Costalegre (from Costa Alegre, “Coast of Joy”), also known as the “Virgin Coast,” is a series of beaches, capes, and bays set like pearly brooches along the Pacific coast, just south of Puerto Vallarta. If travelers know Costalegre at all, it’s for the fabulous eco-centric jetsetting celebrity haunt, El Careyes, with its polo fields, golf courses, turtle recovery program, and spectacular multi-million-dollar cliff-side villas exploding with color. But you don’t have to be Heidi Klum (who owns), or Uma Thurman and Francis Ford Coppola (who rent), to enjoy its wonders. …

 

 

Morelia

 

The vision of cobblestone streets lined with craft markets and cafes, street vendors selling authentic foods, magnificent museums, and splendid colonial architecture lives in Morelia, tucked away in the central mountains. The capital of the state of Michoacan was founded in 1541 under the name Valladolid, and its original layout comprises a UNESCO World Heritage Site. The 17th-century aqueduct, notable for 253 stately arches, still supplies water to the city. Most of the grandest structures date back to the 18th century, encompassing the various architectural styles that have been fashionable in Mexico, but most magnificent is the Cathedral, with its twin 200-foot bell towers.
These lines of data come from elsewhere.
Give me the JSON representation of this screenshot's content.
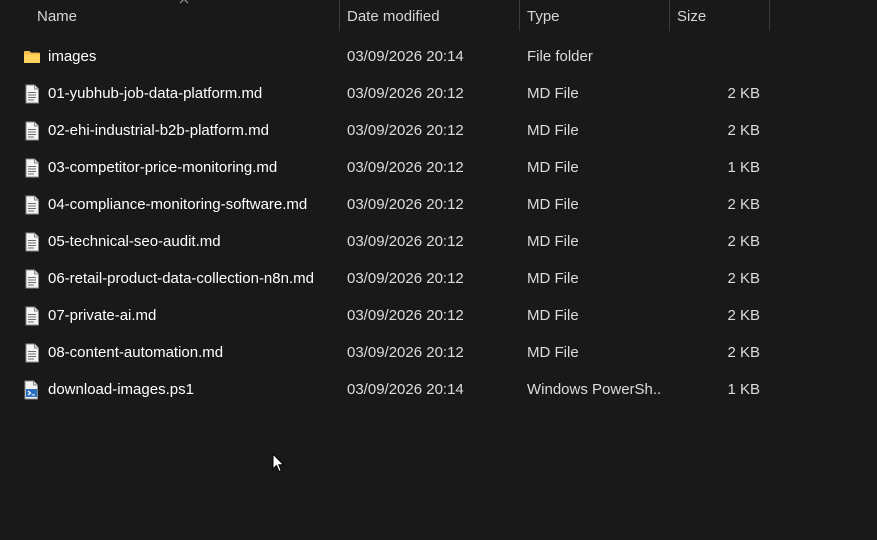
{
  "columns": {
    "name": "Name",
    "date": "Date modified",
    "type": "Type",
    "size": "Size"
  },
  "files": [
    {
      "name": "images",
      "date": "03/09/2026 20:14",
      "type": "File folder",
      "size": "",
      "icon": "folder-icon"
    },
    {
      "name": "01-yubhub-job-data-platform.md",
      "date": "03/09/2026 20:12",
      "type": "MD File",
      "size": "2 KB",
      "icon": "document-icon"
    },
    {
      "name": "02-ehi-industrial-b2b-platform.md",
      "date": "03/09/2026 20:12",
      "type": "MD File",
      "size": "2 KB",
      "icon": "document-icon"
    },
    {
      "name": "03-competitor-price-monitoring.md",
      "date": "03/09/2026 20:12",
      "type": "MD File",
      "size": "1 KB",
      "icon": "document-icon"
    },
    {
      "name": "04-compliance-monitoring-software.md",
      "date": "03/09/2026 20:12",
      "type": "MD File",
      "size": "2 KB",
      "icon": "document-icon"
    },
    {
      "name": "05-technical-seo-audit.md",
      "date": "03/09/2026 20:12",
      "type": "MD File",
      "size": "2 KB",
      "icon": "document-icon"
    },
    {
      "name": "06-retail-product-data-collection-n8n.md",
      "date": "03/09/2026 20:12",
      "type": "MD File",
      "size": "2 KB",
      "icon": "document-icon"
    },
    {
      "name": "07-private-ai.md",
      "date": "03/09/2026 20:12",
      "type": "MD File",
      "size": "2 KB",
      "icon": "document-icon"
    },
    {
      "name": "08-content-automation.md",
      "date": "03/09/2026 20:12",
      "type": "MD File",
      "size": "2 KB",
      "icon": "document-icon"
    },
    {
      "name": "download-images.ps1",
      "date": "03/09/2026 20:14",
      "type": "Windows PowerSh...",
      "size": "1 KB",
      "icon": "powershell-script-icon"
    }
  ],
  "colors": {
    "background": "#191919",
    "folder": "#f2c14b",
    "text": "#ffffff"
  }
}
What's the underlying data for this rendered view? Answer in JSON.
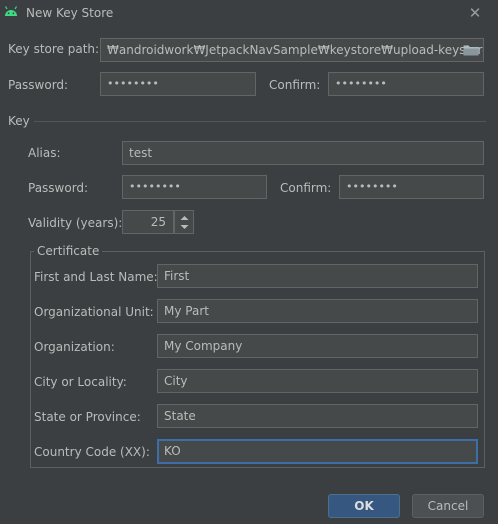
{
  "window": {
    "title": "New Key Store"
  },
  "keystore": {
    "path_label": "Key store path:",
    "path_value": "₩androidwork₩JetpackNavSample₩keystore₩upload-keystore.jks",
    "password_label": "Password:",
    "password_value": "••••••••",
    "confirm_label": "Confirm:",
    "confirm_value": "••••••••"
  },
  "key": {
    "section_label": "Key",
    "alias_label": "Alias:",
    "alias_value": "test",
    "password_label": "Password:",
    "password_value": "••••••••",
    "confirm_label": "Confirm:",
    "confirm_value": "••••••••",
    "validity_label": "Validity (years):",
    "validity_value": "25"
  },
  "certificate": {
    "legend": "Certificate",
    "fields": [
      {
        "label": "First and Last Name:",
        "value": "First"
      },
      {
        "label": "Organizational Unit:",
        "value": "My Part"
      },
      {
        "label": "Organization:",
        "value": "My Company"
      },
      {
        "label": "City or Locality:",
        "value": "City"
      },
      {
        "label": "State or Province:",
        "value": "State"
      },
      {
        "label": "Country Code (XX):",
        "value": "KO"
      }
    ]
  },
  "buttons": {
    "ok": "OK",
    "cancel": "Cancel"
  },
  "colors": {
    "background": "#3c3f41",
    "field": "#45494a",
    "accent": "#365880",
    "focus": "#3d6ea8",
    "android": "#3ddc84"
  }
}
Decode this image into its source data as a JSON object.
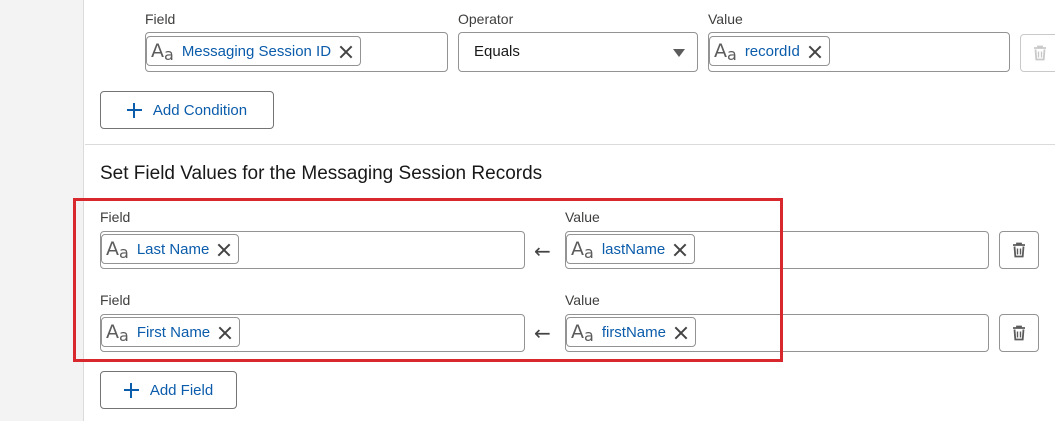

Nearly all are constructed of cantera (pink stone), really more ecru, which is particularly stunning at dusk. …

 

 

 Valle de Guadalupe, Ensenada

 

Tequila, tacos and… Tempranillo? Not to mention Cabernet, Syrah, Chardonnay, Sauvignon Blanc, and more? Surprise: the Western Hemisphere’s first winery was established in 1597 in Coahuila. And the better-known Argentine and Chilean vineyards literally stemmed from Mexican grafts. Today, Baja’s Valle de Guadalupe, just northeast of Ensenada and 75 miles south of San Diego, is wine central, with cool Pacific breezes and morning fogs mimicking the climatic conditions of the Napa or Rhône Valleys. Despite medals at international competitions and raves from such influential industry icons as Robert Mondavi, it remains undiscovered—meaning lower prices and a warm welcome, often from the vintners themselves. …

 

 

Merida

 

If you believe all the Yucatan has to offer aside from Mayan ruins is pre-fab Cancun and Riviera Maya all-inclusives, think again. Two hundred miles west of Cancun, cosmopolitan Merida remains virtually unknown to American tourists despite its reputation as one of Mexico’s safest and most gracious cities. Merida is nicknamed “The White City:” some claim for the gleaming limestone of the buildings, others for the residents’ cleanliness bordering on fetish. The Sunday market here jams with live bands and locals selling traditional crafts. The Paseo de Montejo, often called Mexico’s Champs-Elysées, offers chic boutiques, art galleries, and sidewalk cafes. You can also tour Mérida’s boulevards and plazas by horse-drawn calesa. …

 

 

Mazunte/San Agustinillo 

 

Dubbed both the Costa Chica (“Little Coast,” despite Pacific swells that lure surfers) and the Riviera Oaxaqueña (despite its poverty), the 75-mile stretch between Puerto Escondido and the failed Cancun-wannabe Huatalco features gorgeous, unspoiled beaches the color of champagne and just as apt to make you feel giddy. The Sierra Madre del Sur mountains, percolating with resurgent coffee plantations, practically tumble down to the Pacific, forming a glorious backdrop. …

 

 

You can read the entire article there.  Of course, there are many other well-kept secrets in Mexico, such as Campeche, but this list is good one.

 

 

-by Thomas Lloyd
Mexico Real Estate Investment Kit

Leave a Reply

Twitter Updates

No public Twitter messages.